Author: Charlie Higson
3½ out of 5 stars
What if there were no adults to tell you what to do? No more chores. No more getting grounded for not listening. It would all be one big free for all. Wouldn’t you like this to be real? Well, it is… at least in an alternate London it is. An incurable illness has struck all those over the age of sixteen. Thousands have died, leaving children and teens on their own. However, not everyone died. The adults that have survived the disease have become gruesome, incoherent, walking corpses. They have boils and growths covering their bodies, and are slowly decomposing. They are like the living dead, real-life zombies. And guess what… they will do anything to eat and satisfy their hunger, including consuming their own children.
With all of the adults either dead or like zombies, all of the children and teens have to fend for themselves. Many died right off the bat because they became reckless and drunk on their newfound freedom. However, there are still those that have pulled through. The survivors, who have kept their wits about them, haven’t given up. But with ever depleting food stores, and no electricity, the children are slowly dying off.
With each day that passes, the adults are getting stronger, and smarter. Now instead of roaming around the streets and eating what they can, they are banding together. They are starting to use tactics and strategies to catch the kids. But the kids are learning too. There is one group of kids in particular, who live in Waitrose. They have taken shelter in a supermarket and have made it their fortified castle, with defenses and lookouts. Despite all of this, the going is getting tough. The Waitrose kids don’t know what to do, as everyday they seem to lose a kid to the steadily cleverer adults. But there is still hope. One day, they are offered refuge in Buckingham Palace. It turns out that kids are living there growing their own food and surviving better than they ever thought possible. How will they survive the journey and cross London? Is this too good to be true? All is revealed in Charlie Higson’s harrowing adventure of true survival, The Enemy!
Right from the start I was immersed in this alternate world, and grabbed by the collar by these kid-hungry, diseased adults! Charlie Higson took the idea of kids being let loose with no authority, only to have it turn into a deadly test of their wits and survival. The Enemy is a tale of fighting for your life, and a good one at that. Maybe we kids, we shouldn’t give our parents such a hard time, because we really can’t live without them.
I recommend this book for teens, as it will entertain most with its gross gore and deadly anticipation. I should mention that there is inappropriate language in this book. The kids use swear words, as they have no adults to stop them. Also, there are many gruesome scenes that may not be appropriate for younger kids. I would not suggest this book for young children as it may give them nightmares and be very intense.
I thoroughly enjoyed the concept of this book. I loved going on scavenger hunts for food and fighting adults with the Waitrose crew. I thought that the idea for this book was the perfect setting, and I especially liked how maybe it wasn’t such a good thing, having no adults to protect you and do things for you. That was something that I thought contributed to the story greatly, how this illness overcoming the adults was like a slap in the face to the kids. They realized that they need their parents, and life is hard without them. Numerous times the main characters thought back on what it was like to have their parents tuck them in at night, and they missed it very much. Now, the children were fighting against their own parents, and they were killing them if they had to.

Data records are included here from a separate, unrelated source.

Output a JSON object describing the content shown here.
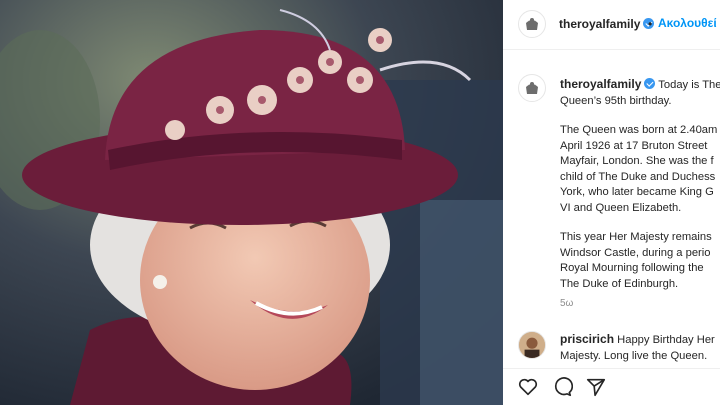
{
  "post": {
    "username": "theroyalfamily",
    "follow_separator": "•",
    "follow_label": "Ακολουθεί",
    "caption_lines": [
      [
        "Today is The",
        "Queen’s 95th birthday."
      ],
      [
        "The Queen was born at 2.40am",
        "April 1926 at 17 Bruton Street",
        "Mayfair, London. She was the f",
        "child of The Duke and Duchess",
        "York, who later became King G",
        "VI and Queen Elizabeth."
      ],
      [
        "This year Her Majesty remains",
        "Windsor Castle, during a perio",
        "Royal Mourning following the",
        "The Duke of Edinburgh."
      ]
    ],
    "time_ago": "5ω"
  },
  "comment": {
    "username": "priscirich",
    "text_line1": "Happy Birthday Her",
    "text_line2": "Majesty. Long live the Queen."
  },
  "icons": [
    "crest-icon",
    "verified-badge-icon",
    "heart-icon",
    "comment-icon",
    "share-icon"
  ],
  "colors": {
    "follow": "#0095f6",
    "verified": "#3897f0",
    "hat": "#6b1d3a"
  }
}
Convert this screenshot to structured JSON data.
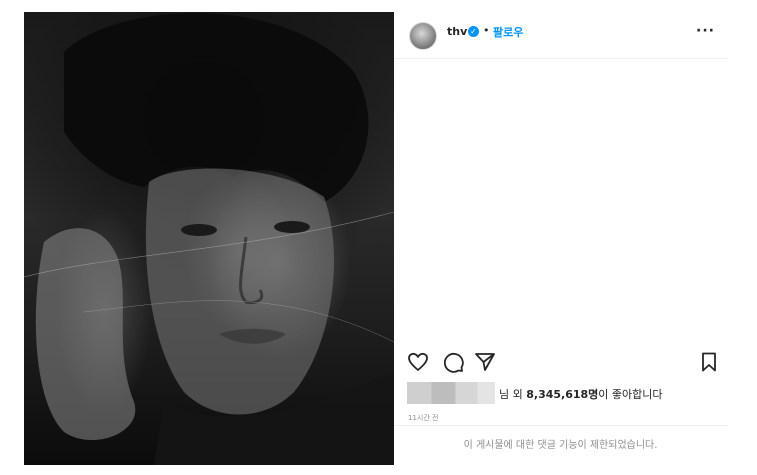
{
  "post": {
    "image_alt": "흑백 인물 사진"
  },
  "header": {
    "username": "thv",
    "verified_icon": "verified-badge-icon",
    "separator": "•",
    "follow_label": "팔로우",
    "more_label": "···"
  },
  "actions": {
    "like_icon": "heart-icon",
    "comment_icon": "comment-icon",
    "share_icon": "send-icon",
    "save_icon": "bookmark-icon"
  },
  "likes": {
    "suffix_prefix": "님 외 ",
    "count": "8,345,618명",
    "suffix": "이 좋아합니다"
  },
  "timestamp": "11시간 전",
  "comments_notice": "이 게시물에 대한 댓글 기능이 제한되었습니다.",
  "colors": {
    "accent": "#0095f6",
    "text": "#262626",
    "muted": "#8e8e8e"
  }
}
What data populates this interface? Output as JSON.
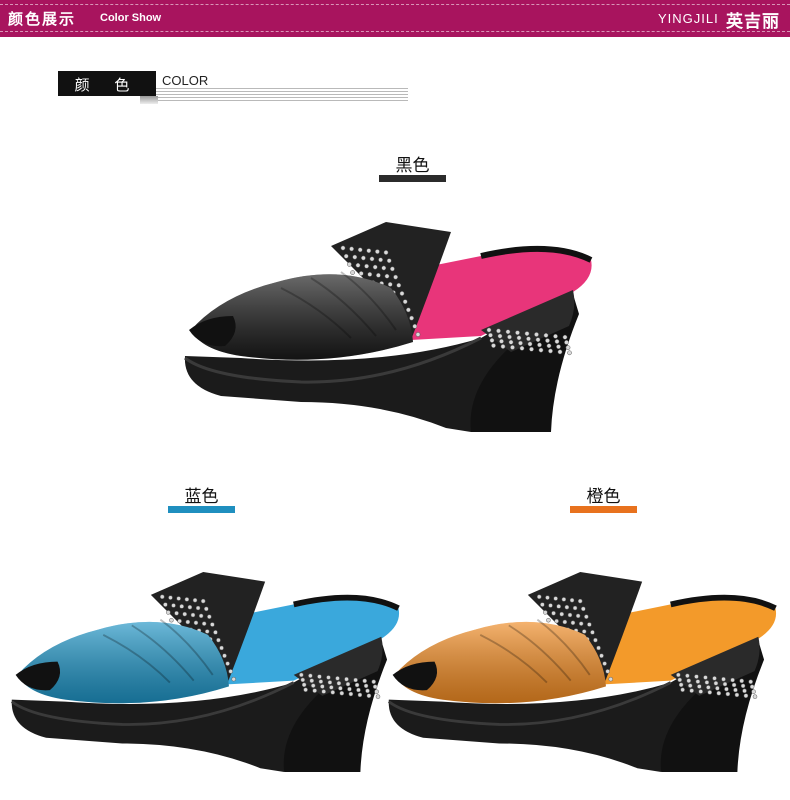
{
  "header": {
    "title_cn": "颜色展示",
    "title_en": "Color Show",
    "brand_en": "YINGJILI",
    "brand_cn": "英吉丽"
  },
  "section": {
    "label_cn": "颜 色",
    "label_en": "COLOR"
  },
  "colors": [
    {
      "name": "黑色",
      "swatch": "#2b2b2b",
      "upper": "#1a1a1a",
      "insole": "#e8357a"
    },
    {
      "name": "蓝色",
      "swatch": "#1f8fbf",
      "upper": "#1e93c4",
      "insole": "#3aa8dc"
    },
    {
      "name": "橙色",
      "swatch": "#e8721e",
      "upper": "#ef8a22",
      "insole": "#f39a2a"
    }
  ]
}
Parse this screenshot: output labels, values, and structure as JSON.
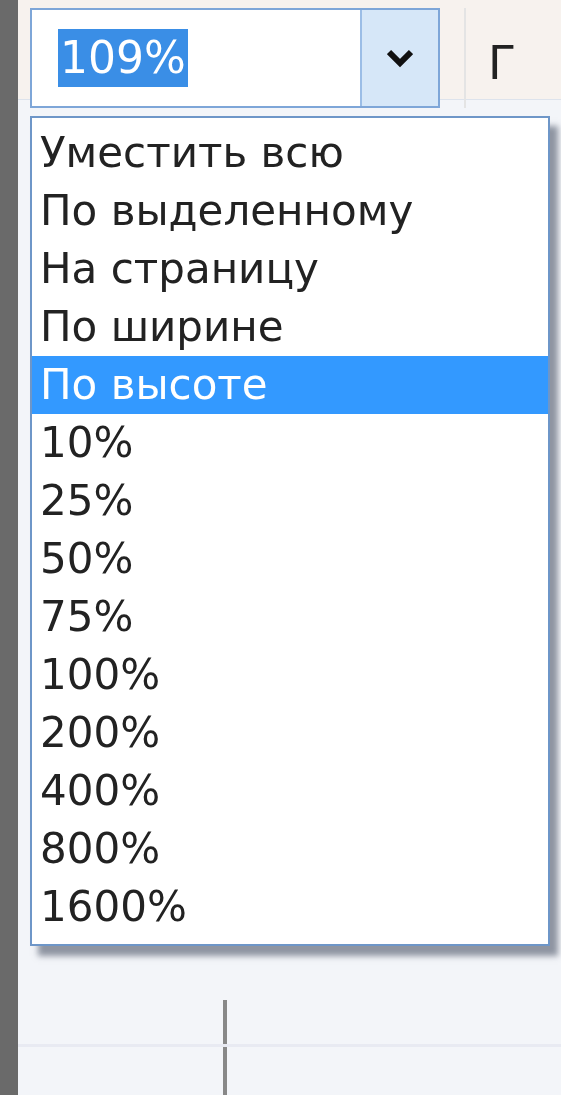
{
  "zoom_combo": {
    "value": "109%",
    "expanded": true
  },
  "toolbar_text": "Г",
  "zoom_options": [
    {
      "label": "Уместить всю",
      "selected": false
    },
    {
      "label": "По выделенному",
      "selected": false
    },
    {
      "label": "На страницу",
      "selected": false
    },
    {
      "label": "По ширине",
      "selected": false
    },
    {
      "label": "По высоте",
      "selected": true
    },
    {
      "label": "10%",
      "selected": false
    },
    {
      "label": "25%",
      "selected": false
    },
    {
      "label": "50%",
      "selected": false
    },
    {
      "label": "75%",
      "selected": false
    },
    {
      "label": "100%",
      "selected": false
    },
    {
      "label": "200%",
      "selected": false
    },
    {
      "label": "400%",
      "selected": false
    },
    {
      "label": "800%",
      "selected": false
    },
    {
      "label": "1600%",
      "selected": false
    }
  ]
}
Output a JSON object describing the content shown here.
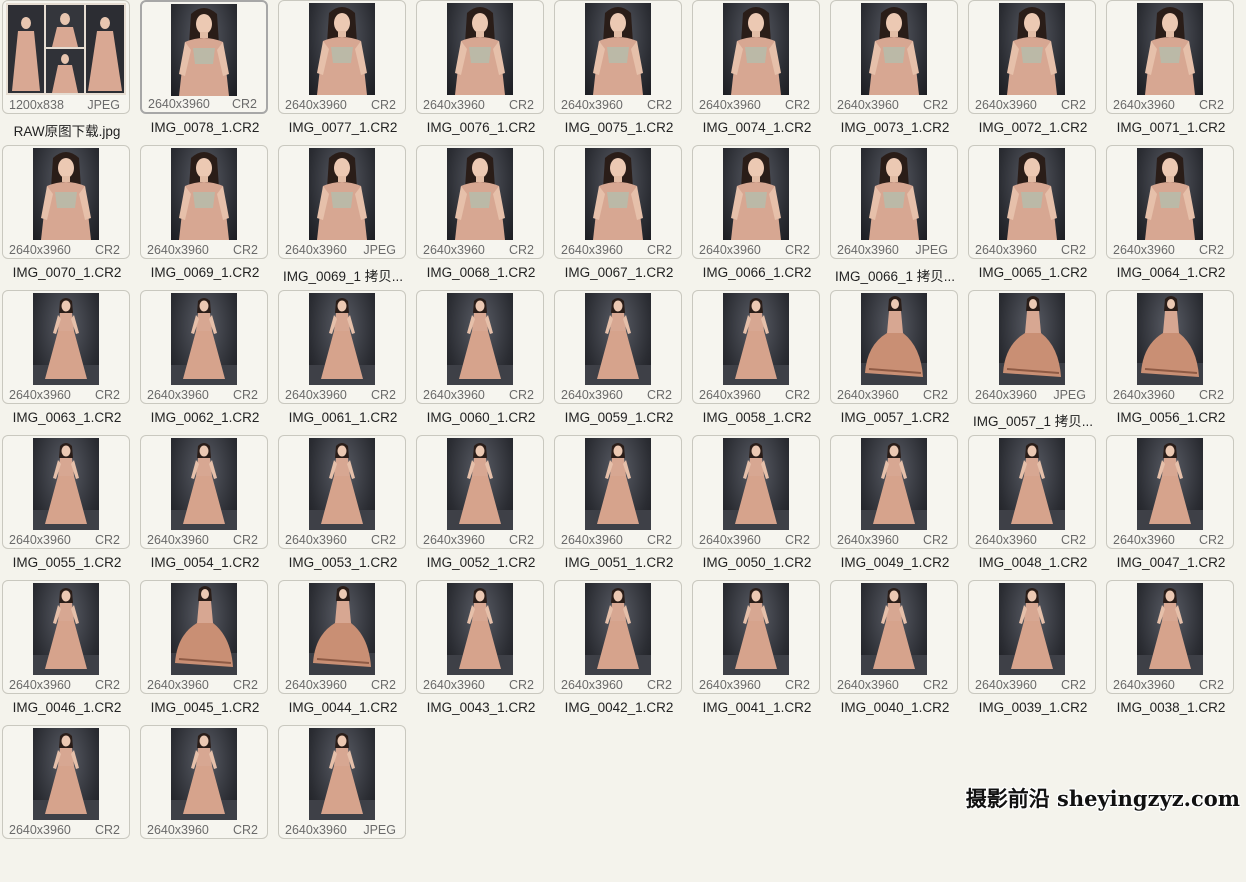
{
  "files": [
    {
      "name": "RAW原图下载.jpg",
      "dims": "1200x838",
      "type": "JPEG",
      "pose": "collage"
    },
    {
      "name": "IMG_0078_1.CR2",
      "dims": "2640x3960",
      "type": "CR2",
      "pose": "close",
      "selected": true
    },
    {
      "name": "IMG_0077_1.CR2",
      "dims": "2640x3960",
      "type": "CR2",
      "pose": "close"
    },
    {
      "name": "IMG_0076_1.CR2",
      "dims": "2640x3960",
      "type": "CR2",
      "pose": "close"
    },
    {
      "name": "IMG_0075_1.CR2",
      "dims": "2640x3960",
      "type": "CR2",
      "pose": "close"
    },
    {
      "name": "IMG_0074_1.CR2",
      "dims": "2640x3960",
      "type": "CR2",
      "pose": "close"
    },
    {
      "name": "IMG_0073_1.CR2",
      "dims": "2640x3960",
      "type": "CR2",
      "pose": "close"
    },
    {
      "name": "IMG_0072_1.CR2",
      "dims": "2640x3960",
      "type": "CR2",
      "pose": "close"
    },
    {
      "name": "IMG_0071_1.CR2",
      "dims": "2640x3960",
      "type": "CR2",
      "pose": "close"
    },
    {
      "name": "IMG_0070_1.CR2",
      "dims": "2640x3960",
      "type": "CR2",
      "pose": "close"
    },
    {
      "name": "IMG_0069_1.CR2",
      "dims": "2640x3960",
      "type": "CR2",
      "pose": "close"
    },
    {
      "name": "IMG_0069_1 拷贝...",
      "dims": "2640x3960",
      "type": "JPEG",
      "pose": "close"
    },
    {
      "name": "IMG_0068_1.CR2",
      "dims": "2640x3960",
      "type": "CR2",
      "pose": "close"
    },
    {
      "name": "IMG_0067_1.CR2",
      "dims": "2640x3960",
      "type": "CR2",
      "pose": "close"
    },
    {
      "name": "IMG_0066_1.CR2",
      "dims": "2640x3960",
      "type": "CR2",
      "pose": "close"
    },
    {
      "name": "IMG_0066_1 拷贝...",
      "dims": "2640x3960",
      "type": "JPEG",
      "pose": "close"
    },
    {
      "name": "IMG_0065_1.CR2",
      "dims": "2640x3960",
      "type": "CR2",
      "pose": "close"
    },
    {
      "name": "IMG_0064_1.CR2",
      "dims": "2640x3960",
      "type": "CR2",
      "pose": "close"
    },
    {
      "name": "IMG_0063_1.CR2",
      "dims": "2640x3960",
      "type": "CR2",
      "pose": "full"
    },
    {
      "name": "IMG_0062_1.CR2",
      "dims": "2640x3960",
      "type": "CR2",
      "pose": "full"
    },
    {
      "name": "IMG_0061_1.CR2",
      "dims": "2640x3960",
      "type": "CR2",
      "pose": "full"
    },
    {
      "name": "IMG_0060_1.CR2",
      "dims": "2640x3960",
      "type": "CR2",
      "pose": "full"
    },
    {
      "name": "IMG_0059_1.CR2",
      "dims": "2640x3960",
      "type": "CR2",
      "pose": "full"
    },
    {
      "name": "IMG_0058_1.CR2",
      "dims": "2640x3960",
      "type": "CR2",
      "pose": "full"
    },
    {
      "name": "IMG_0057_1.CR2",
      "dims": "2640x3960",
      "type": "CR2",
      "pose": "twirl"
    },
    {
      "name": "IMG_0057_1 拷贝...",
      "dims": "2640x3960",
      "type": "JPEG",
      "pose": "twirl"
    },
    {
      "name": "IMG_0056_1.CR2",
      "dims": "2640x3960",
      "type": "CR2",
      "pose": "twirl"
    },
    {
      "name": "IMG_0055_1.CR2",
      "dims": "2640x3960",
      "type": "CR2",
      "pose": "full"
    },
    {
      "name": "IMG_0054_1.CR2",
      "dims": "2640x3960",
      "type": "CR2",
      "pose": "full"
    },
    {
      "name": "IMG_0053_1.CR2",
      "dims": "2640x3960",
      "type": "CR2",
      "pose": "full"
    },
    {
      "name": "IMG_0052_1.CR2",
      "dims": "2640x3960",
      "type": "CR2",
      "pose": "full"
    },
    {
      "name": "IMG_0051_1.CR2",
      "dims": "2640x3960",
      "type": "CR2",
      "pose": "full"
    },
    {
      "name": "IMG_0050_1.CR2",
      "dims": "2640x3960",
      "type": "CR2",
      "pose": "full"
    },
    {
      "name": "IMG_0049_1.CR2",
      "dims": "2640x3960",
      "type": "CR2",
      "pose": "full"
    },
    {
      "name": "IMG_0048_1.CR2",
      "dims": "2640x3960",
      "type": "CR2",
      "pose": "full"
    },
    {
      "name": "IMG_0047_1.CR2",
      "dims": "2640x3960",
      "type": "CR2",
      "pose": "full"
    },
    {
      "name": "IMG_0046_1.CR2",
      "dims": "2640x3960",
      "type": "CR2",
      "pose": "full"
    },
    {
      "name": "IMG_0045_1.CR2",
      "dims": "2640x3960",
      "type": "CR2",
      "pose": "twirl"
    },
    {
      "name": "IMG_0044_1.CR2",
      "dims": "2640x3960",
      "type": "CR2",
      "pose": "twirl"
    },
    {
      "name": "IMG_0043_1.CR2",
      "dims": "2640x3960",
      "type": "CR2",
      "pose": "full"
    },
    {
      "name": "IMG_0042_1.CR2",
      "dims": "2640x3960",
      "type": "CR2",
      "pose": "full"
    },
    {
      "name": "IMG_0041_1.CR2",
      "dims": "2640x3960",
      "type": "CR2",
      "pose": "full"
    },
    {
      "name": "IMG_0040_1.CR2",
      "dims": "2640x3960",
      "type": "CR2",
      "pose": "full"
    },
    {
      "name": "IMG_0039_1.CR2",
      "dims": "2640x3960",
      "type": "CR2",
      "pose": "full"
    },
    {
      "name": "IMG_0038_1.CR2",
      "dims": "2640x3960",
      "type": "CR2",
      "pose": "full"
    },
    {
      "name": "",
      "dims": "2640x3960",
      "type": "CR2",
      "pose": "full"
    },
    {
      "name": "",
      "dims": "2640x3960",
      "type": "CR2",
      "pose": "full"
    },
    {
      "name": "",
      "dims": "2640x3960",
      "type": "JPEG",
      "pose": "full"
    }
  ],
  "watermark": "摄影前沿 sheyingzyz.com",
  "colors": {
    "background": "#f4f3ec",
    "thumb_backdrop": "#2b2d33",
    "dress": "#d9a893",
    "selected_border": "#a7a7a7"
  }
}
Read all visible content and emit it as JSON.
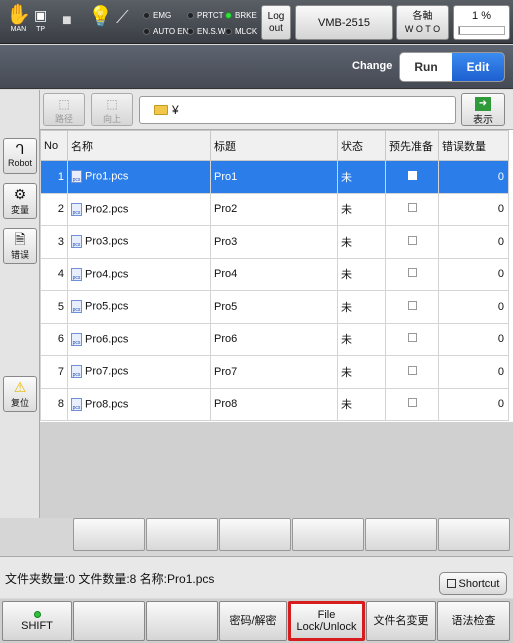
{
  "topbar": {
    "man_label": "MAN",
    "tp_label": "TP",
    "indicators": {
      "emg": "EMG",
      "prtct": "PRTCT",
      "brke": "BRKE",
      "auto_en": "AUTO EN",
      "en_sw": "EN.S.W",
      "mlck": "MLCK"
    },
    "log_out": "Log\nout",
    "model": "VMB-2515",
    "axis_top": "各軸",
    "axis_bottom": "W O T O",
    "speed_percent": "1 %",
    "speed_value": 0.01
  },
  "mode": {
    "change_label": "Change",
    "run": "Run",
    "edit": "Edit",
    "selected": "Edit",
    "colors": {
      "edit_active": "#1d5fd0",
      "selected_row": "#2b7de9"
    }
  },
  "sidebar": {
    "robot": "Robot",
    "variable": "変量",
    "error": "错误",
    "reset": "复位"
  },
  "pathbar": {
    "back_label": "路径",
    "up_label": "向上",
    "path": "¥",
    "show_label": "表示"
  },
  "table": {
    "columns": [
      "No",
      "名称",
      "标题",
      "状态",
      "预先准备",
      "错误数量"
    ],
    "rows": [
      {
        "no": "1",
        "name": "Pro1.pcs",
        "title": "Pro1",
        "status": "未",
        "count": "0",
        "selected": true
      },
      {
        "no": "2",
        "name": "Pro2.pcs",
        "title": "Pro2",
        "status": "未",
        "count": "0"
      },
      {
        "no": "3",
        "name": "Pro3.pcs",
        "title": "Pro3",
        "status": "未",
        "count": "0"
      },
      {
        "no": "4",
        "name": "Pro4.pcs",
        "title": "Pro4",
        "status": "未",
        "count": "0"
      },
      {
        "no": "5",
        "name": "Pro5.pcs",
        "title": "Pro5",
        "status": "未",
        "count": "0"
      },
      {
        "no": "6",
        "name": "Pro6.pcs",
        "title": "Pro6",
        "status": "未",
        "count": "0"
      },
      {
        "no": "7",
        "name": "Pro7.pcs",
        "title": "Pro7",
        "status": "未",
        "count": "0"
      },
      {
        "no": "8",
        "name": "Pro8.pcs",
        "title": "Pro8",
        "status": "未",
        "count": "0"
      }
    ]
  },
  "status": {
    "text": "文件夹数量:0 文件数量:8 名称:Pro1.pcs",
    "shortcut": "Shortcut"
  },
  "fkeys": {
    "shift": "SHIFT",
    "password": "密码/解密",
    "file_lock_1": "File",
    "file_lock_2": "Lock/Unlock",
    "rename": "文件名変更",
    "syntax": "语法检查"
  }
}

However, since The Enemy had such a strong concept, I felt like the details of the story could have been worked out better. As I was reading, I felt like the story could go more in-depth with a part here or there. I felt like the author, Charlie Higson, was barely skimming the surface in many scenes. Maybe if there was more detail and emotion throughout the book, then it would have made more of an impact on me, like when a kid lost a friend or when the going got especially tough.
One aspect that I liked was how this story didn’t only focus on one character, but on a whole group of characters. That way I didn’t only get to feel what one kid was experiencing, but many. I hope to see this continue in the sequel The Dead. However, I do wish that I could have known if this disease was happening in other parts of the world as well. Since there was no electricity, the kids weren’t sure what was going on around the world anymore.
Overall, The Enemy is a tale of what it takes to put your feelings aside and keep moving forward to survive. The adults are growing stronger and the kids don’t have much time before something devastating happens. Join the Waitrose kids of London as they fight for their lives and remember who the real enemy is, in The Enemy!
-This is T.B. with Another Book Back on the Shelf…
Until Next Time, Keep Reading!
Check out The Enemy website at http://www.the-enemy.co.uk/
The Enemy is available from Amazon here.